DxO FilmPack - Homage to the (good?) old times.
by Thomas Theuerkorn, ©May 2007
When DxO released the first update (4.1) for Optics Pro v4, a new plug-in was included for free for a limited time. The second update (4.2) also updated the FilmPack and users were faced with a price increase and even more so surprising was the fact that minor changes still required the 0.1 upgrade even if you acquired version 1.0 upon release. Prices are scheduled to increase again in July which begs the question if the gained functionality is truly worth its price.
The optional FilmPack plug-in requires at least Optics Pro v4.1 and simulates the color rendering and grain of popular films in the digital format. Why would anybody reintroduce the film imperfections to the digital world? Artistic freedom would be the most obvious answer, but think of long-term projects where pictures from different times and different equipment are included. In this case it's often best to try to match a certain look and convert other pictures to it. In the end, it could simply be that you fell in love with a certain color rendition want your document or publication look like that across all pictures. DxO FilmPack takes the expertise out of such work by simply selecting a style and be done, rather than color matching a target with the golden template.
FilmPack integrates into DxO Color panel.
Granted, this is a rather specific application as the re-introduction of film imperfections may be an artistic method that's probably best when used in moderation. Hence the market for such a tool is naturally relatively small. This may be the reason for the constant price increase of the plug-in, which is going to rise to $99 after June 30, 2007. (However, the 'special promotion' already has been extended once.) A steep price considering the minimal functional increase and certainly an attempt to get some money back from giving version 1.0 away with the purchase of v4.0 end of 2006.
As a plug-in, the FilmPack integrates tightly into Optics Pro v4.x and basically extends a few options in the DxO Color panel. The newly gained film profiles are listed under the Color Rendition Profiles where previously only different color profiles of digital cameras were listed. So one can first choose the film type (i.e. Positive, Negative ...) and then a special version (in this case Kodak's Ektachrome). Color Modes are independent from the FilmPack and remain the same as provided by Optics Pro v4. Unfortunately this also means that Contrast and Saturation still have only 5 predefined strengths and feel somewhat coarse as there is no fine adjustment. (Saturation can be adjusted via slider in a different place.)
Not only can the FilmPack recreate the color rendition of certain type film but also the typical grain (or noise in digital terms). The user is not bound to a grain that matches the color profile and in this case the pattern of the Fuji Neopan was combined with the Kodak Extachrome color profile from above. This is certainly a nice touch, though more or less a vehicle to find your own look rather than matching existing photos.

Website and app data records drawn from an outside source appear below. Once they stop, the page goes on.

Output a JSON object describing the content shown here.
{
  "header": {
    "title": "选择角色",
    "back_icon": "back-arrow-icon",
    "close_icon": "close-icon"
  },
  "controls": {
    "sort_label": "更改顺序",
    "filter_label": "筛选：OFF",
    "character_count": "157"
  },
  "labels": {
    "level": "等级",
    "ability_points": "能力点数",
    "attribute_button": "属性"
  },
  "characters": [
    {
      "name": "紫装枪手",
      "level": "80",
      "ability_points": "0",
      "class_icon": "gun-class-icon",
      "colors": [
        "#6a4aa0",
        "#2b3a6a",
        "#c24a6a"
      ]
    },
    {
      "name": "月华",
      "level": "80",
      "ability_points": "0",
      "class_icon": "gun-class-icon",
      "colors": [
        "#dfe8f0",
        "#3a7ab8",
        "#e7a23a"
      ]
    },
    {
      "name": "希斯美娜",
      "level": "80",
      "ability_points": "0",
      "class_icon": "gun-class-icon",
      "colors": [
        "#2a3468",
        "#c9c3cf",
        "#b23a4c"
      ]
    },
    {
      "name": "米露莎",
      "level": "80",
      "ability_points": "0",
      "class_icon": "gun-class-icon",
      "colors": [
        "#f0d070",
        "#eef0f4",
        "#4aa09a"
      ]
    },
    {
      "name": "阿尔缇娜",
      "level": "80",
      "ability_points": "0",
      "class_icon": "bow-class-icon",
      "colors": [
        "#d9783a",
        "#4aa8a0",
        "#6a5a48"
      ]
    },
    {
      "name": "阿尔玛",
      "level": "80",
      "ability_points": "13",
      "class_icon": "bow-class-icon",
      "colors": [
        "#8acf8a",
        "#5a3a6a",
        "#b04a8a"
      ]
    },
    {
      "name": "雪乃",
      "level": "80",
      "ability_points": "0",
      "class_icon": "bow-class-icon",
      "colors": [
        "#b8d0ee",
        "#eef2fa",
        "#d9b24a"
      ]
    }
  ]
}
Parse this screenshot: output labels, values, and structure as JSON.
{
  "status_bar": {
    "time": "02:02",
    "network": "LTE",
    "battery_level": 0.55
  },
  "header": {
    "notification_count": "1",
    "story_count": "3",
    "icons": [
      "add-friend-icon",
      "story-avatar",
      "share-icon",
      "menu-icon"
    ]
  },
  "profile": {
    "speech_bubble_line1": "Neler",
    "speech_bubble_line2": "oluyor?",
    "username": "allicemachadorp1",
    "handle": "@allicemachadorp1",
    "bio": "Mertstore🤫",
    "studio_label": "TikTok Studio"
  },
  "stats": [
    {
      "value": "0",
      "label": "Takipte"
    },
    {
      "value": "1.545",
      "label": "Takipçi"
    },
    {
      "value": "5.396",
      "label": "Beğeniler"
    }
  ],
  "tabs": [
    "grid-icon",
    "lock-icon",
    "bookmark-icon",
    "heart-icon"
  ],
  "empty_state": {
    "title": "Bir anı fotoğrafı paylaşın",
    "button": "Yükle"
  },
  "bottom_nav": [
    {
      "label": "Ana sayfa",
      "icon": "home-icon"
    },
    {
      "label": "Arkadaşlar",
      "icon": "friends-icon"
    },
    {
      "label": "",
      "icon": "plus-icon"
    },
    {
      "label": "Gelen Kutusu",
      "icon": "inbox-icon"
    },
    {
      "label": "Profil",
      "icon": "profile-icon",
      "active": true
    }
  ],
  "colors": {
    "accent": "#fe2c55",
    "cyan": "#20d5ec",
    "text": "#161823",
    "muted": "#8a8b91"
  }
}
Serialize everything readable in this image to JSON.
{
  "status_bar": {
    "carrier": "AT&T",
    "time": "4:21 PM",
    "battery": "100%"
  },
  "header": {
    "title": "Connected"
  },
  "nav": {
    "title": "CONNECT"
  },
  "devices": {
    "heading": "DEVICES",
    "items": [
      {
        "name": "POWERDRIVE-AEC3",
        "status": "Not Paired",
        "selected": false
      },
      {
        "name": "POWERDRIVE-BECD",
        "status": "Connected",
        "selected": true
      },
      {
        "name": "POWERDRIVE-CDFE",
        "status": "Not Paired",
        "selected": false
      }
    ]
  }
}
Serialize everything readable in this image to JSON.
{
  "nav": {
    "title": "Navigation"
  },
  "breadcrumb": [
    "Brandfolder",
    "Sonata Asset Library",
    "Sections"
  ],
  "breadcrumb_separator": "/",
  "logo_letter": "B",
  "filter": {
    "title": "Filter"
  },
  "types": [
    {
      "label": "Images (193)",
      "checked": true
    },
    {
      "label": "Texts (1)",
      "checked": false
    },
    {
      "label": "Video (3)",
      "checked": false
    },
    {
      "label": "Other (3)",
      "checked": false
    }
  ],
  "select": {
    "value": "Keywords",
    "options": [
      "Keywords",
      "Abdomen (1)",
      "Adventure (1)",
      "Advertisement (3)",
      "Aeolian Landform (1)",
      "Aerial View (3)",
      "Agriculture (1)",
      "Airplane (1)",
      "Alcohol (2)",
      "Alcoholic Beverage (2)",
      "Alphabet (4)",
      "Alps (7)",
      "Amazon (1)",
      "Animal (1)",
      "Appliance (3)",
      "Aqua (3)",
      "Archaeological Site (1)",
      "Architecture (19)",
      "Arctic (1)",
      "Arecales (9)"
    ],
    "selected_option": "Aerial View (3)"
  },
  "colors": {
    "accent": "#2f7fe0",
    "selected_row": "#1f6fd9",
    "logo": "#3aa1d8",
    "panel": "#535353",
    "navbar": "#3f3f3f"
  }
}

New in version 1.1 is the extended usability for the FilmPack as it can be integrated in Optics Pro as well as Photoshop CS2 or higher and Photoshop Elements 4 or higher. Worth noting is the new standalone interface (see below), which makes it possible to apply FilmPack without any host application, not even DxO Optics Pro. This is limited to JPG files and RAW still requires a proper host. Yet, given the niche market the need for a stand-alone application might be a rather rare case since the target audience of professionals and enthusiasts are likely to own at least one of the supported host applications. Besides, FilmPack can only applied to RAW files when used in Optics Pro. On top of the extended application support, five additional color profiles (monochrome toning: gold, selenium, gold sepia, terra sepia, and ferric sulfate) are included.
The standalone version is virtually identical to the plug-in option, but doesn't require any host application. (Doesn't understand RAW either.)
For those that don't need any of the additional plug-ins and color profiles --a.k.a. the vast majority of enthusiasts and even professionals-- the v1.1 upgrade is a relatively expensive proposal. In that light the "forced" upgrade with the installation of Optics Pro v4.2 is an unnecessary annoyance as you have no option to skip this update. Granted, version 1.1 reverts to 1.0 after the trial period, but initially DxO Labs had trouble to make that happen without annoying activation reminders.
Overall, DxO FilmPack is a great idea with a somewhat pushy marketing and a relatively big price tag. However, compared to Alien Skin's Exposure, it's a steal at currently $69 and still half the price of Exposure once DxO raises the sticker to $99. Functionality is good and when needed a great addition to a digital toolbox. However, the application is limited and the investment may only pay off for graphics artists and professionals that feel digital pictures are missing the character of film photography. If that sounds strange to you, consider cases where upsizing reduces sharpness. Added grain (to the upsized picture) can sometimes create the illusion of improved detail, but that would be mostly for print applications. For the budget minded user, consider the free Virtual Photographer plug-in from OptikVerve Labs for Adobe's Photoshop and compatible host applications. It's free and provides similar (not identical) functionality.